Pending home sales rise to highest in 2½ years

WASHINGTON — A measure of Americans who signed contracts to buy homes increased last month to its highest level in two and a half years, the latest sign of improvement in the once-battered housing market.

The National Association of Realtors said Friday that its seasonally adjusted pending home sales index rose 1.7 percent in November from October to 106.4. That’s the highest since April 2010, when a homebuyer tax credit caused a spike in sales. And after excluding those months when the tax credit was available, it’s the best reading since February 2007.

The increase followed a 5 percent gain in October and suggests higher sales of previously occupied homes in the coming months. There’s generally a one- to two-month lag between a signed contract and a completed sale.

In November, signed contracts to buy homes rose in the Northeast and West, and ticked up slightly in the Midwest. They were unchanged in the South.

Home sales are on track to rise 10 percent this year to their highest level in five years, buoyed by ultra-low mortgage rates and steady job gains. The Realtors’ group forecasts that sales may rise in 2013 to about 5.1 million. That’s still below the more than 5.5 million that is considered consistent with a healthy market.

The housing recovery that began earlier this year is looking sustainable for a number of reasons. The supply of previously occupied homes for sale has finally thinned out and is at an 11-year low. At the same time, more people are looking to buy or rent a home after living with relatives or friends during and in the aftermath of the Great Recession.

The combination of stronger demand and limited supply is pushing up home prices. That could encourage more sellers to put their homes on the market because they can expect a better price.

Builders are also more optimistic that the recovery will endure and are stepping up construction. The pace of home construction was nearly 22 percent higher in November compared with a year earlier. Builders are on track this year to start work on the most homes in four years.

More in Herald Business Journal

Health-care consumers need to take the lead, so get smart

David Russian, CEO of Western Washington Medical Group, writes our third essay about fixing health care.

More business, more competition for Everett kidney dialysis center

Nonprofit Puget Sound Kidney Centers sees large for-profit competitors enter state market.
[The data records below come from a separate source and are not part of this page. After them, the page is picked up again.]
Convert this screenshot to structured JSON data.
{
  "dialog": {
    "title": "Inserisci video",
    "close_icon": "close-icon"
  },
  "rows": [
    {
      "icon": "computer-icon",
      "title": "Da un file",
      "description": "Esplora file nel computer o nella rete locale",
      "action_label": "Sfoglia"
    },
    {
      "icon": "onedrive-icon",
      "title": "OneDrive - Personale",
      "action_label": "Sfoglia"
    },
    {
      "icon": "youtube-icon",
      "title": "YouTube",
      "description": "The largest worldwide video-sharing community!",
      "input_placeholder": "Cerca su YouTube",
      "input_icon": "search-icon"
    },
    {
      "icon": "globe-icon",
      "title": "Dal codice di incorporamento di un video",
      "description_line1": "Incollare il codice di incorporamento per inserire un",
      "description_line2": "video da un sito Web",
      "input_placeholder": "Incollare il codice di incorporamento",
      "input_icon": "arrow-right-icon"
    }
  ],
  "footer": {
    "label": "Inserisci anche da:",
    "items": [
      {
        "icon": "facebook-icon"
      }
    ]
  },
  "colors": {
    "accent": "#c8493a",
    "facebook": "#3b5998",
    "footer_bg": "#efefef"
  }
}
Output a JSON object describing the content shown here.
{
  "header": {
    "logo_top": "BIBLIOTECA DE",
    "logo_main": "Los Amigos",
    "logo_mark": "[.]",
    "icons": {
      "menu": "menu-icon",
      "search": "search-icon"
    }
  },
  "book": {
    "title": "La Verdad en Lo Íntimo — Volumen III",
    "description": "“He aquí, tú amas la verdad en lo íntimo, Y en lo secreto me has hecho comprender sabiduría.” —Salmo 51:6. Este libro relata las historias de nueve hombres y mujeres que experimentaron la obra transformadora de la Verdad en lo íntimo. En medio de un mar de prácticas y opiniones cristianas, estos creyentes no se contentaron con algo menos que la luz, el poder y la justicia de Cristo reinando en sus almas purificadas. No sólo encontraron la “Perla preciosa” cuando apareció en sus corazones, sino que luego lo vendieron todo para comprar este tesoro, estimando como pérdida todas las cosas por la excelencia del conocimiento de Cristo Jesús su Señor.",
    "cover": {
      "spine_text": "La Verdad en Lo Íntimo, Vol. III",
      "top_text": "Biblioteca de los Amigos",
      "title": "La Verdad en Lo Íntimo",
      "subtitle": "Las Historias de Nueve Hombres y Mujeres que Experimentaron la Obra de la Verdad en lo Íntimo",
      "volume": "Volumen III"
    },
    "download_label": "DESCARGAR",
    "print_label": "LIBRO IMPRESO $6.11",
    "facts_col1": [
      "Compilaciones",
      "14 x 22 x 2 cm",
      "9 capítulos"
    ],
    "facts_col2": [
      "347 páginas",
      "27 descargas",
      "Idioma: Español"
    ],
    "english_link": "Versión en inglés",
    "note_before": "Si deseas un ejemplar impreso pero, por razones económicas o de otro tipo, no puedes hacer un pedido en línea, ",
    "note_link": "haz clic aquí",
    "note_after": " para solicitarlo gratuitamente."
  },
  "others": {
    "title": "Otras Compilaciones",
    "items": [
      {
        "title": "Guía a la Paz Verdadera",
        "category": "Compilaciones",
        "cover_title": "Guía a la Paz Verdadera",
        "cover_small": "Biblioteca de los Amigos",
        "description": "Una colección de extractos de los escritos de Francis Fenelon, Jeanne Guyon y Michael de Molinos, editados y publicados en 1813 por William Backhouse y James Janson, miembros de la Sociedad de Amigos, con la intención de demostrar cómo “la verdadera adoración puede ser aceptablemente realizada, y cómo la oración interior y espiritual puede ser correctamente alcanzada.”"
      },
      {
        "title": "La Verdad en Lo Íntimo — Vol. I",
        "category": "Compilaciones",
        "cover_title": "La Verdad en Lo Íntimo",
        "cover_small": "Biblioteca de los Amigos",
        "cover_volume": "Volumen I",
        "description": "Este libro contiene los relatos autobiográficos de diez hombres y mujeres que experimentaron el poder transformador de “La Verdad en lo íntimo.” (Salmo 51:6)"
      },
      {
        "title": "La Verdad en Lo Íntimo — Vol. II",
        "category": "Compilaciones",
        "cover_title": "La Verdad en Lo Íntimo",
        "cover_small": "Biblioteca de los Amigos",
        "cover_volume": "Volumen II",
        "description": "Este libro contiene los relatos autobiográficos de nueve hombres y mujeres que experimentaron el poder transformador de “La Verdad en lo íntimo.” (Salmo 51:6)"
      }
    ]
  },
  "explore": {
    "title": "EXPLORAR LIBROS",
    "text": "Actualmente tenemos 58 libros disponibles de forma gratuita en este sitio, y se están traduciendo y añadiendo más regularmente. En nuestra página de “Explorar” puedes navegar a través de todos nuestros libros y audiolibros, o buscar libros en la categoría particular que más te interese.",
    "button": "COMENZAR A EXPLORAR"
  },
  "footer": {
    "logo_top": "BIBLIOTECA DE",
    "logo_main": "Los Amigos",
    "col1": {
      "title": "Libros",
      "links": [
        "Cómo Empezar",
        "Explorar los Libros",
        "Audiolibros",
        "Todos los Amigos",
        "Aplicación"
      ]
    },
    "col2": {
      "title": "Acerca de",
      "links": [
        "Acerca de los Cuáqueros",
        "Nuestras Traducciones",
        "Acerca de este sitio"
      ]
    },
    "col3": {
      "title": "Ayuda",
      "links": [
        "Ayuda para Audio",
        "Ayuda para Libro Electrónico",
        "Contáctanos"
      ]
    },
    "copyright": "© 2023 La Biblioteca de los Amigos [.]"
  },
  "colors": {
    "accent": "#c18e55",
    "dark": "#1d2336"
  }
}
Molina Medical holds fall carnival for families in Everett

Molina Medical is hosting a free event for families in the Everett… Continue reading

Leadership Snohomish County celebrates 20 years of service

Leadership Snohomish County is celebrating its 20th anniversary. The organization was launched… Continue reading

Snohomish, Monroe manufacturers honored for innovation, excellence

Two Snohomish County companies have been honored with Manufacturing Excellence awards at… Continue reading

Remodeled home tours planned this weekend

This weekend, Edmonds-based Chermak Construction will participate in the 2017 Remodeled Homes… Continue reading

Barron Heating to celebrate anniversary at Marysville showroom

Barron Heating and Air Conditioning is celebrating its 45th anniversary from 10… Continue reading

Robots on Wall Street: Slow-footed regulators lose ground

Watchdogs have to figure out how to check computers running lightening-fast algorithms.

US budget deficit hits $666B, an $80B spike for the year

The deficit issue has largely fallen in prominence in Washington in recent years.

Most Read